Intermediate Safety Procedures to know:
- Only carry out jobs alone that you have been shown how to do and helped with and done safely before and that you feel able to do with the horse you have been asked to care for.
- When you are helping with catching and releasing ponies wear wellies and a safety hat.
- When helping someone with releasing a pony in the field they should always turn the pony towards the gate you will leave by and you should be behind them by the gate before they remove the head collar or lead rope. Horses and ponies sometimes like to rear and buck when running to play with friends in the field, so stand well back with enough room for other people to move back without slipping.
- If a horse is cut or has any other injuries, let a member of staff know if they might not be aware of it already (e.g. if you are bringing a horse in from a field and you see an injured horse).
- Check the horse's back, head and behind their front legs where the girth goes, for any mud and make sure it is removed before tacking up to prevent rubbing/sores.

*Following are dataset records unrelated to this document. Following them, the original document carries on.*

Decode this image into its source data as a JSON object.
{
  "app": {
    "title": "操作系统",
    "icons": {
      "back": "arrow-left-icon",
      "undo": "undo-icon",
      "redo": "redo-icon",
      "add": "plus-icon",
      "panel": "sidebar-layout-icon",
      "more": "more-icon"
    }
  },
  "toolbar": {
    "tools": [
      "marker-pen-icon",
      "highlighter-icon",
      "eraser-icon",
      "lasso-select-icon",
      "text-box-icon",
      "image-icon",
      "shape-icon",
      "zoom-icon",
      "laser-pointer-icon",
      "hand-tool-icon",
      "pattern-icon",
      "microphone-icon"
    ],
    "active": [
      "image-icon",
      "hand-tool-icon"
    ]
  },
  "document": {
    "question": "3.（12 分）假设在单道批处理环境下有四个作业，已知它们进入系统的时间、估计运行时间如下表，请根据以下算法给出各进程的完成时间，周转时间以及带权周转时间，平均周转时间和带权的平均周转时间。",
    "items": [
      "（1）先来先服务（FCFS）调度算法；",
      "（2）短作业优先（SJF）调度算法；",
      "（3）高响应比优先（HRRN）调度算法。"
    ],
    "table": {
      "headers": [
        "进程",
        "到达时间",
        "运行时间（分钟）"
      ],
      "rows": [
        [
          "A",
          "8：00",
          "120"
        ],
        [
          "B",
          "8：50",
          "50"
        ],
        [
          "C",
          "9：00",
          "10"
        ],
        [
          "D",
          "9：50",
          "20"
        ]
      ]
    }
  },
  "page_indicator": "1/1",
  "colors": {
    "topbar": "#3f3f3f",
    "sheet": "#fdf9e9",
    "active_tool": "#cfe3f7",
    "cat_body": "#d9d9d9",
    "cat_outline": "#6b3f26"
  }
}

Do not put tack over a cut or sore.
- Paying attention to horses' body language can help keep everyone safe. Be aware that horses can still be unpredictable.
- When looking after a particular horse, be aware of their tack, feed and behaviour which affect how they are cared for. (E.g. whether they eat hay or haylage; whether they wear boots for riding; which other horses or ponies they are best kept away from.)
A few riding and handling safety procedures:
- Long sleeves and body protectors are best worn whenever riding and are essential for cross country or pony racing.
- Walk on the left side of a horse and pass others left to left with all the people together and the horses on the outside. When I walk alongside someone else leading a horse, I should be on the same side of the horse as them. ( I could get squashed or trapped on the other side as the person leading cannot see me).
- If a rider feels unsafe riding a particular horse they can let someone know and choose a different one, but should take the advice of their instructor. It is up to the rider to say what they are ready for on the day (e.g. if they have any discomfort riding, or how high or low a jump they can try) and to ask for help when needed. Riders need to be honest about their ability, experience and confidence. This means I should be patient if other riders in my group need time to change horses or have extra help, and also I accept I will sometimes need to ask for some help.
- When a group of riders are working around the arena in open order, riders should pass left hand to left hand. This means that riders working on the right rein (with their right hand nearest to the centre of the school) should give way to those riders working on the left rein. To do this they should move on to the inside track and away from the wall.